Author Constance Cumbey connects the dots between the satanic New Age Movement and the secular humanist movement in her book The Hidden Dangers of the Rainbow. It’s a movment with participant organizations combined to form a giant SPIN (Segmented Polycentric Integrated Network), which resembles a fishnet in design, with each associate member representing a knot. This is much more effective this way, because attacking an individual link has little effect on the whole movement and cannot take it down. Cumbey has ample documentation showing their interconnectedness through their common goals and open associations. She writes:
The New Age Movement, called by Marilyn Fergusen The Aquarian Conspiracy, and deriving its name from the so-called Age of Aquarius, encompasses a number of groups and submovements, such as: the Holistic Movement, Humanistic Psychology, Transpersonal Psychology, Humanistic Movement, New Thought, Third Wave, Third Force, The New Spirituality, the Human Potential Movement, Secular Humanism and Humanism.
Contrary to the assertions of the New Agers that their conspiracy lacks dogma, there is a discernable body of teachings dominant within the movement. While many paths may be employed to reach the trance-like state they encourage, once that state is reached, the paths are nearly identical from that point forward.
Is she just mad because she’s missing out? Girl needs to get her Burn on!
Pingback: Friday the 13th – the Satanists Attack With Forrest Chump [Update] | Burners.Me: Me, Burners and The Man

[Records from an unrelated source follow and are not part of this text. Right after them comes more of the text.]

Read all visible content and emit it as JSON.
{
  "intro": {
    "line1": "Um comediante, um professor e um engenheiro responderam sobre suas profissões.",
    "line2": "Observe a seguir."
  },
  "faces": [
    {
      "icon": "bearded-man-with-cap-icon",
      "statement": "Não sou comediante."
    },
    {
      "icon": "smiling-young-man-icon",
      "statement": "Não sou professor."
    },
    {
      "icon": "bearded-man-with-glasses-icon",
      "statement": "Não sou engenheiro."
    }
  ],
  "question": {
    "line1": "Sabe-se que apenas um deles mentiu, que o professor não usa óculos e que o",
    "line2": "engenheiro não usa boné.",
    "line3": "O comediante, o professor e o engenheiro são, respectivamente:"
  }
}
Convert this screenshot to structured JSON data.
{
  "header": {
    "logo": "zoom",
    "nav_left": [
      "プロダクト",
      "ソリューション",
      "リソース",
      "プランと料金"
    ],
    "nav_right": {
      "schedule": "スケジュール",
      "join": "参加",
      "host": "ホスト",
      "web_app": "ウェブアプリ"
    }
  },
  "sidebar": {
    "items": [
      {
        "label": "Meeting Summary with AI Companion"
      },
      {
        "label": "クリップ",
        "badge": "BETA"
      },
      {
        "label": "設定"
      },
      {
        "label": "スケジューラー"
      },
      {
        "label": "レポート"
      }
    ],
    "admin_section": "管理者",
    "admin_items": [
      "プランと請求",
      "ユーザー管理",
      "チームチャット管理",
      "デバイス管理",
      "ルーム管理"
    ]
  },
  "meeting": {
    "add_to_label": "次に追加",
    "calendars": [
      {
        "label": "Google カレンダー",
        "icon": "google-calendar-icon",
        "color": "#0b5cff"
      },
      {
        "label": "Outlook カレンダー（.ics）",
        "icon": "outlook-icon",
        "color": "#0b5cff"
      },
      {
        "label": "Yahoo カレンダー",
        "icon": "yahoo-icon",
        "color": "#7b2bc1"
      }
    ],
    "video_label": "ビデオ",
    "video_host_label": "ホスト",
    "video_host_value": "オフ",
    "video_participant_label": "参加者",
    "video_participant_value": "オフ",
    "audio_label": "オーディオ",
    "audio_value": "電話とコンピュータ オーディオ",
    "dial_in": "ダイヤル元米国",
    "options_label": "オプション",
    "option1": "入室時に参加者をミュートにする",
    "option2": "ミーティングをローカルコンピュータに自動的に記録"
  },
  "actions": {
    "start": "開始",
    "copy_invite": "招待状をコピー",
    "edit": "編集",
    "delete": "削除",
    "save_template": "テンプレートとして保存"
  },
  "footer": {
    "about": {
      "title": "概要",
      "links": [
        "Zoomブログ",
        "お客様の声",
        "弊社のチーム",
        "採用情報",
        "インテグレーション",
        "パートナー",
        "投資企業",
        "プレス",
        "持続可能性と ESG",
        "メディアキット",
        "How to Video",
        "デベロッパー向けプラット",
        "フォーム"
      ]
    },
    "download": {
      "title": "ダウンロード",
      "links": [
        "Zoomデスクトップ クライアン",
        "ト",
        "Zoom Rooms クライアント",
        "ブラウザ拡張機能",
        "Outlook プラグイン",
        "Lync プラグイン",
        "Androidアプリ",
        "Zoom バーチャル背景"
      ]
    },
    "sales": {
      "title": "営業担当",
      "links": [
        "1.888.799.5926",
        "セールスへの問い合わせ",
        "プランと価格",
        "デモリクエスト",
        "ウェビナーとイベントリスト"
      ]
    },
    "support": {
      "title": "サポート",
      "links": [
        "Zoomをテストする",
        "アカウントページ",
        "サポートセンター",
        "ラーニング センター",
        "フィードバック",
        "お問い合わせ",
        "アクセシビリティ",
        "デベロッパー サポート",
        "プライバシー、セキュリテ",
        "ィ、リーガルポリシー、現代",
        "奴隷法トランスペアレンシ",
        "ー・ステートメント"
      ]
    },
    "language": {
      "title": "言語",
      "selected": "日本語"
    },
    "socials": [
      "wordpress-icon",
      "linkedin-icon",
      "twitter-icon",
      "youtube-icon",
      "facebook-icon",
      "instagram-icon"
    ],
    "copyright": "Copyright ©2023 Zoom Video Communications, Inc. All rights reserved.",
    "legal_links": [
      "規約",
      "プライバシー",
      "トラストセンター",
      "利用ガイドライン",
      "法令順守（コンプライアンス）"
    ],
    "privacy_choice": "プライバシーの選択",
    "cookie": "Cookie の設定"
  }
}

Pingback: BMOrg Plots World Domination at Hippie HQ | Burners.Me: Me, Burners and The Man
Pingback: Founded On Fire Magick | Burners.Me: Me, Burners and The Man
Pingback: The Magical Symbols Have Been Displayed. The Occult Ritual Can Commence | Burners.Me: Me, Burners and The Man
Pingback: Magic on a Grand Scale | Burners.Me Burning Man commentary blog
Pingback: Silence, Violence, and Self-Reliance | Burners.Me Burning Man commentary blog
Pingback: Who the Fuck Are All Us Burners, Anyway? | Burners.Me Burning Man commentary blog
Pingback: The Secular Pilgrimage Destination of the New World? | Burners.Me Burning Man commentary blog
Pingback: Everyone’s Unique Except Me: Why I Hate Magical Thinking | Burners.Me Burning Man commentary blog
Pingback: Lost Traditions of Burning Man | Burners.Me Burning Man commentary blog
Pingback: Parenting on the Playa: Do Kids Belong at Burning Man? | Burners.Me Burning Man commentary blog
Pingback: Seeking the Divine at Burning Man | Burners.Me Burning Man commentary blog
Pingback: See You On The Flip Side…? | Burners.Me Burning Man commentary blog
Pingback: More Safety Tips | Burners.Me Burning Man commentary blog
Pingback: Finding Jesus at Burning Man | Burners.Me Burning Man commentary blog